- [Exercise brief] Wherever "country" shows up in the records below, copy the whole line.

- [Records to use]

***

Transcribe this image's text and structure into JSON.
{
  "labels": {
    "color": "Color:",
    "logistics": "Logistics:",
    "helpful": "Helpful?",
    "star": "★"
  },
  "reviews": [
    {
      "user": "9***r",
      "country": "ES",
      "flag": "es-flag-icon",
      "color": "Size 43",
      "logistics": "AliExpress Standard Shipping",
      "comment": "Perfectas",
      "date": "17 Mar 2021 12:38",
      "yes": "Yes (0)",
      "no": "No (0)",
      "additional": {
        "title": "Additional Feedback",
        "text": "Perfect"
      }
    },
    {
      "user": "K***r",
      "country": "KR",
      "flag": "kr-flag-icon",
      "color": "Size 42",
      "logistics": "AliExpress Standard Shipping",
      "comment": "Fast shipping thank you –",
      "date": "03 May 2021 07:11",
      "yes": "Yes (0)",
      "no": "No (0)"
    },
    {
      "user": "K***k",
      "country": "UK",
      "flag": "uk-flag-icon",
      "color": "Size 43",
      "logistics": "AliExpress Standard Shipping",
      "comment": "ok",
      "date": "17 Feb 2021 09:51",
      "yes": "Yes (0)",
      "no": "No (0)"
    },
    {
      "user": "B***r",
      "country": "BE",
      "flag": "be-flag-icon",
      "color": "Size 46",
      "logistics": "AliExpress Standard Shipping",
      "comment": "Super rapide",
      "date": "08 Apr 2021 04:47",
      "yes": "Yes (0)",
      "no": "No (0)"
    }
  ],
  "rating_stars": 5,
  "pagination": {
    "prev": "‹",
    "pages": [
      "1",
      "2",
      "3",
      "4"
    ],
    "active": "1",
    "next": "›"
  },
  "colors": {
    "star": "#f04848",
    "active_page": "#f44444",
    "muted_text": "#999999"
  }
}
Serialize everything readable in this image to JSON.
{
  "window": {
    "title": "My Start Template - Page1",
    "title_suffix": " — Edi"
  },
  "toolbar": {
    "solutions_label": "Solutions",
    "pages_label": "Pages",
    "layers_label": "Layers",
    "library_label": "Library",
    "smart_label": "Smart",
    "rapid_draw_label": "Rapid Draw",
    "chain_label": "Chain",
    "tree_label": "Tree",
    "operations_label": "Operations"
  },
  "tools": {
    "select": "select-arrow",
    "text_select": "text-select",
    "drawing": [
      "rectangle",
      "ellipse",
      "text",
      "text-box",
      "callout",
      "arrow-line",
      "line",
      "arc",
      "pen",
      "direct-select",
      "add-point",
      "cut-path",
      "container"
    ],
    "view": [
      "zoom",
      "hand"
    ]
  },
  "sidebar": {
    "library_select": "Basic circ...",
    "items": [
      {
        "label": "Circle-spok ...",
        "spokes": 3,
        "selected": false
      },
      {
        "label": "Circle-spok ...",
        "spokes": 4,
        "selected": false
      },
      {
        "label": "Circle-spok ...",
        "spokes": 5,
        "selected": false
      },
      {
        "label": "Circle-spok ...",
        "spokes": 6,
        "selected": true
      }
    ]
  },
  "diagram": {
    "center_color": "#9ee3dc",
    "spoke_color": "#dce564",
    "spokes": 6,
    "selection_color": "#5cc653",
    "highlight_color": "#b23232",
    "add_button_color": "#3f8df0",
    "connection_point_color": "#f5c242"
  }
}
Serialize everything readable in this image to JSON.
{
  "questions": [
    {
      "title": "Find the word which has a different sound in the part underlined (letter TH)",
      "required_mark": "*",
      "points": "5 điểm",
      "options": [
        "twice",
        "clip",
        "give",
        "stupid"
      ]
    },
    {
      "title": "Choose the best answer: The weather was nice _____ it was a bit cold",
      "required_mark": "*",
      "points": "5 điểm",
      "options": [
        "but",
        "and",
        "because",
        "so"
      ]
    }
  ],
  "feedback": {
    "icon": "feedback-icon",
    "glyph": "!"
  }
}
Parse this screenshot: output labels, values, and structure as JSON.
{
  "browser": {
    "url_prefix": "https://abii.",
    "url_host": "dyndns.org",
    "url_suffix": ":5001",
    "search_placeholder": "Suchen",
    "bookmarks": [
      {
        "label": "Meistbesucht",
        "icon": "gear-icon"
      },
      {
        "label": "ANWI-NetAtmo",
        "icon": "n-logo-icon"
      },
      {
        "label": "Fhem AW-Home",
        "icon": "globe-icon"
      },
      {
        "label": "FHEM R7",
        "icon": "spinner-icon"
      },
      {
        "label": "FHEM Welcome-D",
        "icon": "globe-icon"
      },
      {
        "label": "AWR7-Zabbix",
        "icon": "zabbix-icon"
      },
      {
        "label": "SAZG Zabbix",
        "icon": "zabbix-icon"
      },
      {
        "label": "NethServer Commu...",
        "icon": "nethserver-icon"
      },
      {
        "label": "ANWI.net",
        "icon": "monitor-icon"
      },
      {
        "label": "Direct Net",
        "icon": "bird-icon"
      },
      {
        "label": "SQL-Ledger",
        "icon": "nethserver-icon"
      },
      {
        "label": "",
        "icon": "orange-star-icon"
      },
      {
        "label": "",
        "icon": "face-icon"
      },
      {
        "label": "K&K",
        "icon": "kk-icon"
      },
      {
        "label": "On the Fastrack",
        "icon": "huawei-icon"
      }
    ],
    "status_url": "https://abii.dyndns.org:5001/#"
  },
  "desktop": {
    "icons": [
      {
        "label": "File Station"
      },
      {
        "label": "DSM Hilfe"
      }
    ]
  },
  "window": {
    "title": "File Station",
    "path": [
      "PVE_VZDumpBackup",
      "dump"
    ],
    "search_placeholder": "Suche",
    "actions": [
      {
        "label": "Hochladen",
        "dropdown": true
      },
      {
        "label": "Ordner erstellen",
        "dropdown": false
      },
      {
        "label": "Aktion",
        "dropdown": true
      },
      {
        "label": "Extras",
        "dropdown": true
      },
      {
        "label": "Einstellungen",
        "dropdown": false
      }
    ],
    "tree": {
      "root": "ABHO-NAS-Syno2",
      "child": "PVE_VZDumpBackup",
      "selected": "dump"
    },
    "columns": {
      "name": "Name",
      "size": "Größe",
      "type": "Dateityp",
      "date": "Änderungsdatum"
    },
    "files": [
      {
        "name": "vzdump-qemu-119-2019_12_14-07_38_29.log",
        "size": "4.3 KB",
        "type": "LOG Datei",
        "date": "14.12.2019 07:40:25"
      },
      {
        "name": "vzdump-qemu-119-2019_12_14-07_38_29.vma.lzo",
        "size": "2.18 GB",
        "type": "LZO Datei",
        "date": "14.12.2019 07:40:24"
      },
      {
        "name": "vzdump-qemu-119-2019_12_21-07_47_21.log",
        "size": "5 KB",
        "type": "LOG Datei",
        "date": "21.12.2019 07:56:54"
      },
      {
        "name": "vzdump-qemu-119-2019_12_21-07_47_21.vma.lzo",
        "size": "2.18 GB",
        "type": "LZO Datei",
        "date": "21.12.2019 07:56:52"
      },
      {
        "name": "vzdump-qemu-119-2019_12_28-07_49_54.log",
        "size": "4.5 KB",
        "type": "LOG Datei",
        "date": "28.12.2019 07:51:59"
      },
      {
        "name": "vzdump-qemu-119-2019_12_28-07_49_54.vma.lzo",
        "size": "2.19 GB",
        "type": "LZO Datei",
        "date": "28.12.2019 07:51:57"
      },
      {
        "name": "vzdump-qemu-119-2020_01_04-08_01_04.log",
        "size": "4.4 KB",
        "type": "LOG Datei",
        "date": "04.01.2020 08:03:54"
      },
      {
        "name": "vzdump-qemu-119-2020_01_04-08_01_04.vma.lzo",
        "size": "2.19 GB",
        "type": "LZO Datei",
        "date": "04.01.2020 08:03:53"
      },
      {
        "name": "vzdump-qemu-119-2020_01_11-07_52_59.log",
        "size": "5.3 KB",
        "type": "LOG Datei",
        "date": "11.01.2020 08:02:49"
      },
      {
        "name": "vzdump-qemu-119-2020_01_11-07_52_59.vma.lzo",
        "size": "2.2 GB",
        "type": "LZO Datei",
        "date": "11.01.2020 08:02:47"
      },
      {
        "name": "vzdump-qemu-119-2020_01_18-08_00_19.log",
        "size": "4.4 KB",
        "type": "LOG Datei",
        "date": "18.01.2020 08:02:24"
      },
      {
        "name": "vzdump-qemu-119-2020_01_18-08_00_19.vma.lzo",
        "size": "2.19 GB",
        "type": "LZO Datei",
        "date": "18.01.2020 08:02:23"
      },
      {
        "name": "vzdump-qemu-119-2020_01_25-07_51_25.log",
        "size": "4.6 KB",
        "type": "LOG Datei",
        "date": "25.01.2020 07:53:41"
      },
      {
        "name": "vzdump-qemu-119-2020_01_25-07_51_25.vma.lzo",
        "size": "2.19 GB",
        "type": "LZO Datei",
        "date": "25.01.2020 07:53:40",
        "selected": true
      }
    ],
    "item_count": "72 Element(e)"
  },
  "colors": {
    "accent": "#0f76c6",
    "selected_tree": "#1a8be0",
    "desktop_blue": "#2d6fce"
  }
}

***

- [Answer space]
      "country": "ES",
      "country": "KR",
      "country": "UK",
      "country": "BE",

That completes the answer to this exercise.